Most experts agree that negative reinforcements are counterproductive. Financial incentives that require a beneficiary to refrain from drug use, gambling or other behavior you deem undesirable can send the message that you’re “ruling from the grave” and can lead to resentment and conflict. Such incentives also may encourage beneficiaries to conceal their conduct and avoid seeking help.
By stressing positive behavior, such as gainful employment or higher education, the negative behavior tends to take care of itself. After all, it’s tough for a substance abuser to hold down a job or stay in school.
It’s also important to avoid “buying” desired conduct. If your daughter wants to work but your FIT offers an enormous bonus if she stays home with the kids, she may feel that she has no choice. It’s better to offer beneficiaries a variety of positive options that make them feel that they can do anything, so long as they do something productive.
A FIT is a flexible estate planning tool that allows you to shape your legacy by encouraging your heirs to lead responsible, productive lives. It also helps preserve your wealth for future generations by preventing your children from getting a free ride.
Sidebar: Creating a FIT dynasty

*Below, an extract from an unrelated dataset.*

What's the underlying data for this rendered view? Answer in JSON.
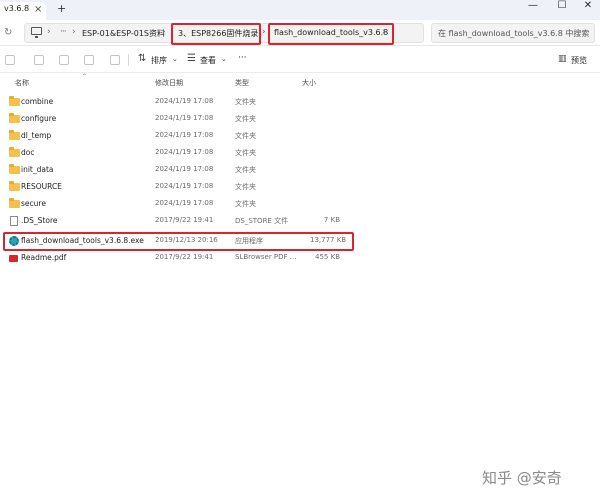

If you want your family incentive trust (FIT) to influence many generations to come, consider setting it up as a dynasty trust. A number of states have relaxed or eliminated restrictions on the longevity of trusts, allowing you to create a trust that, in theory, can last forever.
If you establish a dynasty trust, plan carefully to avoid the generation-skipping transfer (GST) tax. The GST tax was intended to prevent families from avoiding estate taxes in one generation by transferring assets directly to the following generation. It’s a flat tax – on top of any other gift and estate taxes – imposed at the highest marginal estate tax rate (currently 46%) on gifts, bequests or trust distributions made directly to a “skip person.” A skip person is a grandchild or other person more than one generation below you, or a nonfamily member who’s at least 37 1/2 years younger than you.

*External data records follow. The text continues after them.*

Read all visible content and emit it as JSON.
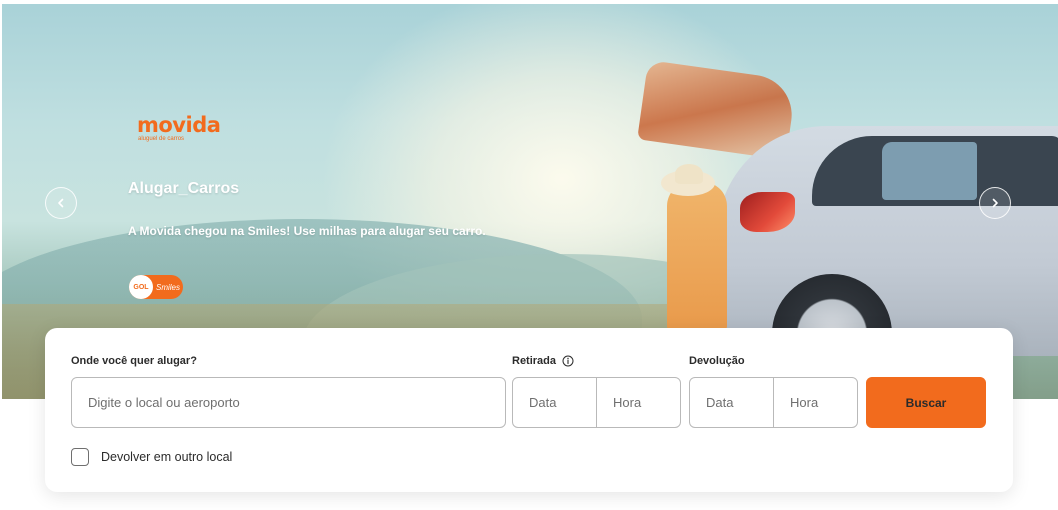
{
  "hero": {
    "brand": {
      "name": "movida",
      "tagline": "aluguel de carros"
    },
    "title": "Alugar_Carros",
    "subtitle": "A Movida chegou na Smiles! Use milhas para alugar seu carro.",
    "partner_badge": {
      "gol": "GOL",
      "smiles": "Smiles"
    },
    "prev_icon": "chevron-left-icon",
    "next_icon": "chevron-right-icon"
  },
  "search": {
    "location_label": "Onde você quer alugar?",
    "location_placeholder": "Digite o local ou aeroporto",
    "pickup_label": "Retirada",
    "pickup_info_icon": "info-icon",
    "pickup_date_placeholder": "Data",
    "pickup_time_placeholder": "Hora",
    "return_label": "Devolução",
    "return_date_placeholder": "Data",
    "return_time_placeholder": "Hora",
    "submit_label": "Buscar",
    "other_location_label": "Devolver em outro local"
  },
  "colors": {
    "brand_orange": "#f26b1d",
    "card_background": "#ffffff",
    "input_border": "#b9b9b9",
    "text_dark": "#2b2b2b",
    "text_muted": "#6f6f6f"
  }
}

To avoid GST tax, allocate some or all of your GST exemption (currently $2 million) to trusts you intend or expect to benefit your grandchildren or other skip persons. One of the most powerful tools for leveraging the GST exemption is an irrevocable life insurance trust (ILIT). You can create millions of dollars in tax-free benefits for future generations, but you use only the GST exemption amounts needed to cover contributions for insurance premiums.
Dynasty trusts are complex and require careful planning. Be sure to consult an expert to design a trust that achieves your goals in the most tax-efficient manner.